Kate Vogt (Dr. Duke Hutchings) Department of Computing Sciences
Intelligence analysts must make sense of large amounts of disparate information in order to evaluate and predict various situations, such as a threat to national security. As they work through the sensemaking process, the field of visual analytics seeks to productively help the analysts comprehend large amounts of textual data with concise visualizations. Analysts often work collaboratively in a co-located setting, but prior to this study, there was no work exploring the collaborative analytic process on a large, high-resolution computer display.
Here, we have the explored the concept of large-display collaborative visual analytics by running an intelligence analysis exercise containing a terrorist plot with pairs of people who had experience working together. Each member of the team had their own keyboard and mouse inputs which facilitated the co-located collaborative sensemaking process on the display. Eight pairs of participants served in the study, during which we collected video and audio recordings, display screenshots, and participant mouse actions and user interface window movements.

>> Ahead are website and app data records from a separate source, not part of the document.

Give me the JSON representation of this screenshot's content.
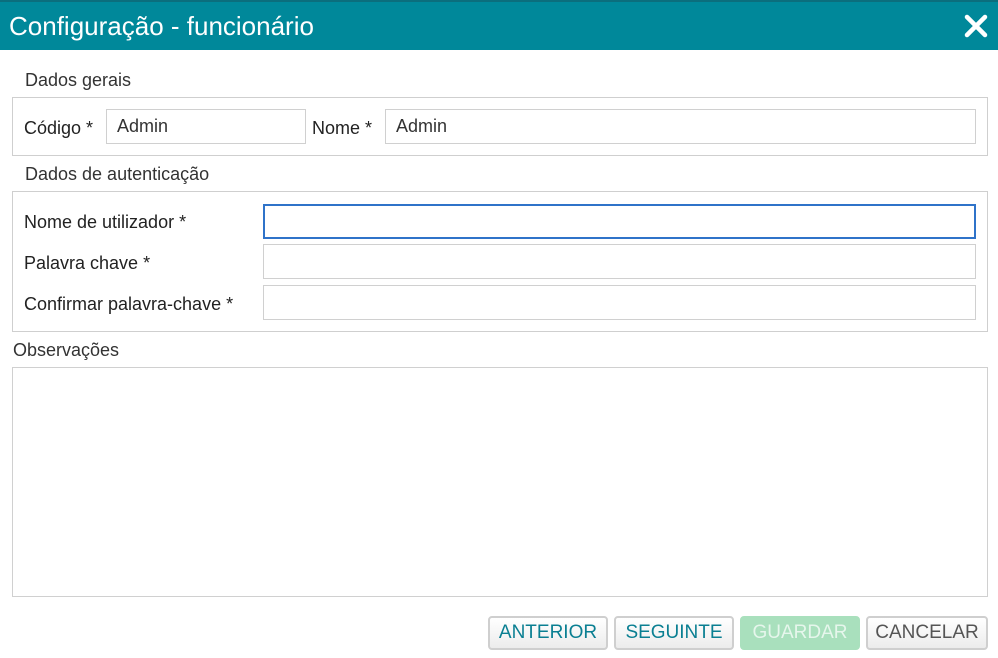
{
  "dialog": {
    "title": "Configuração - funcionário",
    "close_icon": "close-icon"
  },
  "general": {
    "section_label": "Dados gerais",
    "code_label": "Código *",
    "code_value": "Admin",
    "name_label": "Nome *",
    "name_value": "Admin"
  },
  "auth": {
    "section_label": "Dados de autenticação",
    "username_label": "Nome de utilizador *",
    "username_value": "",
    "password_label": "Palavra chave *",
    "password_value": "",
    "confirm_label": "Confirmar palavra-chave *",
    "confirm_value": ""
  },
  "notes": {
    "label": "Observações",
    "value": ""
  },
  "buttons": {
    "previous": "ANTERIOR",
    "next": "SEGUINTE",
    "save": "GUARDAR",
    "cancel": "CANCELAR"
  },
  "colors": {
    "titlebar": "#00889a",
    "accent_text": "#0a7f92",
    "disabled_button": "#a9e0bd",
    "focus_border": "#2f73c9"
  }
}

We also conducted interviews and completed post-hoc video coding to aid the analysis. Evident in the analysis were five unique strategies which together formed the computer-aided collaborative sensemaking process. We also identified spatial and territorial patterns adopted by the participants on the large display and user roles that developed within the teams. Teams which collaborated most frequently also produced the highest scores for the exercise. Combining all of these findings, we have developed design implications for co-located collaborative computer hardware and software tools.